New York Times: As Iranians celebrated the first day of the holy month of Ramadan, they were confronted Saturday with new charges of reform movement supporters being tortured in prison and of bodies being secretly buried in a cemetery on the outskirts of Tehran.
The New York Times
By MICHAEL SLACKMAN
CAIRO — As Iranians celebrated the first day of the holy month of Ramadan, they were confronted Saturday with new charges of reform movement supporters being tortured in prison and of bodies being secretly buried in a cemetery on the outskirts of Tehran.
The accusations, filed on Web sites affiliated with the reform movement, added to the push and pull between an opposition movement struggling to keep itself from being silenced and a government that has tried to move past the crisis over the country’s disputed presidential elections in June.
Iran’s political crisis smolders on at least two levels, political analysts said: in the hostility nursed by the millions of people who feel that President Mahmoud Ahmadinejad’s victory was fraudulent, and in the behind-the-scenes fighting within the institutions of power among political and clerical insiders.
On Saturday the internal battle appeared to be on display again when Mr. Ahmadinejad broke with tradition and skipped a meeting of the Expediency Council, according to the Web site Parleman News, which is affiliated with a parliamentary faction that has opposed the president. The council, an influential government body, is run by a rival of Mr. Ahmadinejad’s, the former vice president Ali Akbar Hashemi Rafsanjani.
Mr. Rafsanjani, who has fueled the political dispute over the election while also trying to position himself publicly as above the fray, opened the meeting by calling for “unity and empathy to get through internal problems.”
His speech offered a prescription for healing that called for obeying the law, and subtly cast some blame on all sides.

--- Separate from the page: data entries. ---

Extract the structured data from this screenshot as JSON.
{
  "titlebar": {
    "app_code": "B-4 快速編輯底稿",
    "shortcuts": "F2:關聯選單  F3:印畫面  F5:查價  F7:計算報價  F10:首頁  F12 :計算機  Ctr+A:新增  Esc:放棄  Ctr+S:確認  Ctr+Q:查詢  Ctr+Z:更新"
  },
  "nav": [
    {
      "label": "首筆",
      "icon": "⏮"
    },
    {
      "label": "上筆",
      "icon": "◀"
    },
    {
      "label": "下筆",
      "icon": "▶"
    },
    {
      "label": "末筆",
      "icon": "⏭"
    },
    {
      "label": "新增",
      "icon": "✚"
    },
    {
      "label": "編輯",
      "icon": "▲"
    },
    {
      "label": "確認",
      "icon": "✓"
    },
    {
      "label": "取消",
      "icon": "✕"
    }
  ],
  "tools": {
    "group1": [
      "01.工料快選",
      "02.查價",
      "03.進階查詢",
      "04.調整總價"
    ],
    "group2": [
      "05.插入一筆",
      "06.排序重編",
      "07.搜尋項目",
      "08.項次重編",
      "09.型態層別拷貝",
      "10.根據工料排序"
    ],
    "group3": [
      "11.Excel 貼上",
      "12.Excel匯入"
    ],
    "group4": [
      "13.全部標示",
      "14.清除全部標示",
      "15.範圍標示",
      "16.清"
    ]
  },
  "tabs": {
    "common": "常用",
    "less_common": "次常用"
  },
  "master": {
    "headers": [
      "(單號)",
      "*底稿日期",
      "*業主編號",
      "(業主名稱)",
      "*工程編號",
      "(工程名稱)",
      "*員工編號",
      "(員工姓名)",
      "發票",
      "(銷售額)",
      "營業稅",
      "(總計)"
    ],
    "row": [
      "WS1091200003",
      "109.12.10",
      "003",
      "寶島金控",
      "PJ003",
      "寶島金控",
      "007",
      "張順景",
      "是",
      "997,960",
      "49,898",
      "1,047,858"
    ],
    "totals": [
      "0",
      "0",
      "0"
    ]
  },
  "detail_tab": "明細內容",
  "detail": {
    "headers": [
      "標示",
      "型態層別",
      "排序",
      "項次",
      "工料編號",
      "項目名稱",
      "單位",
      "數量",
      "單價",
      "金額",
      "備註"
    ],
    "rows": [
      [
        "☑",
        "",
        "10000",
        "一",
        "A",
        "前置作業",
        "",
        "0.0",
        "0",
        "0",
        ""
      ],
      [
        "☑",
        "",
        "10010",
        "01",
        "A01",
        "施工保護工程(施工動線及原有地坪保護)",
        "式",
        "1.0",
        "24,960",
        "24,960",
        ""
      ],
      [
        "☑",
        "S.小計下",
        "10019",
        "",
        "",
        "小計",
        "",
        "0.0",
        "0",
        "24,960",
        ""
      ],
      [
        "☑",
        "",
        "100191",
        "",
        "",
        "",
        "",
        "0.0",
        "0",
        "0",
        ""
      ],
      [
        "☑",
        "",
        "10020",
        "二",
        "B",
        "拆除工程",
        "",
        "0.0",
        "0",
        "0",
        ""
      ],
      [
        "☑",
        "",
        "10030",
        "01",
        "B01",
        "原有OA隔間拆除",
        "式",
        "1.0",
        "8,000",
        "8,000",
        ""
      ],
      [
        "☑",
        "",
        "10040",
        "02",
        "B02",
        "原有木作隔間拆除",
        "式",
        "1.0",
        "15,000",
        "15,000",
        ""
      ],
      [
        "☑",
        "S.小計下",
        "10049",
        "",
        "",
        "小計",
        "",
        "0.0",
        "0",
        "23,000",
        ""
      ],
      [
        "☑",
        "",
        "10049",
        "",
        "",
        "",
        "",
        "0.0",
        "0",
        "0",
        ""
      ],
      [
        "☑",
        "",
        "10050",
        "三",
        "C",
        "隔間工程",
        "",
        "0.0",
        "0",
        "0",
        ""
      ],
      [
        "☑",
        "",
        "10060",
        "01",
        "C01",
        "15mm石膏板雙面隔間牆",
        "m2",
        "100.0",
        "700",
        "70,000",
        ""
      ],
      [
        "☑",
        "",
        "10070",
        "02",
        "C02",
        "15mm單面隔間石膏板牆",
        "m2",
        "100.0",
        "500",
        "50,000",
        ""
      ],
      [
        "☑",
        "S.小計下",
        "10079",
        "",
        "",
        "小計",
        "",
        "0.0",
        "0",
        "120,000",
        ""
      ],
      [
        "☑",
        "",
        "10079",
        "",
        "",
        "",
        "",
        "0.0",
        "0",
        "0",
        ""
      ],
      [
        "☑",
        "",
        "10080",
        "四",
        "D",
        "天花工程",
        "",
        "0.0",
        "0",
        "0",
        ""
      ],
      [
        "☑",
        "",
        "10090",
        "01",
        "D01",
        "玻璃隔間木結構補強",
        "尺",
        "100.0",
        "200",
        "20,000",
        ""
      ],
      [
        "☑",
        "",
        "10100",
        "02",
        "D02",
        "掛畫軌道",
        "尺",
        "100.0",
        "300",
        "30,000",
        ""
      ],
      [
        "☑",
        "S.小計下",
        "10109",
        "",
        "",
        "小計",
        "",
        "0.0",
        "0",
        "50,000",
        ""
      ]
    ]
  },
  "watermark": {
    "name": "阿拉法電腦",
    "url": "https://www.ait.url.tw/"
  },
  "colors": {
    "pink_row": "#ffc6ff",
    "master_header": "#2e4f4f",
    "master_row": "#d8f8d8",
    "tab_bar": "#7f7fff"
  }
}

Mr. Rafsanjani has challenged the election results and the government response but has been careful not to seriously imperil the stability of the system.
“The current situation requires that we follow the guidance of the supreme leader, create an environment conducive to a nonpartisan approach to constitutional law and dealing with lawbreakers,” he said Saturday.
But settling the dispute has been beyond reach, and recent charges of torture, rape and killing appear to be the primary reason public anger has not subsided, political analysts said.
“This targets the heart of the state claim to morality,” said Rasool Nafisi, an academic in Virginia who has studied the Islamic republic for years, referring especially to the rape charges.
The government has rejected the claims of rape, but the current speaker of Parliament, Ali Larijani, having first dismissed the accusations, has agreed to review evidence if it is provided.
Iran has closed the country to foreign reporters and has jailed many journalists, making it difficult to corroborate or refute the many accusations.
Officially, the government says that about 30 people died in the protests and government crackdown, while the opposition says the number is closer to 70.
On Saturday, Norooz News, a reformist Web site, published a report that said workers in Behesht-e Zahra municipal cemetery in Tehran buried 28 bodies from July 12 to 15 in Plot 302. If confirmed, the news of the burials would suggest a higher death toll than the government has acknowledged.
With accompanying photographs, the report said that in other cases, bodies returned by the authorities to family members appeared to have been frozen solid, suggesting that corpses were kept in industrial facilities.
Several other new reports, including one on a Web site associated with the reform movement leader Mir Hussein Moussavi, said prominent leaders of the movement appeared to have been abused, possibly even tortured, in prison, including being subjected to long periods of total isolation. Earlier reports of torture focused on street protesters, not opposition leaders.
The postings included several that said the trials of two detained reformers — Ahmad Zeidabadi and Feyzollah Arabsorkhi — had been postponed because the men had been hospitalized, fueling speculation that they had been tortured while in custody.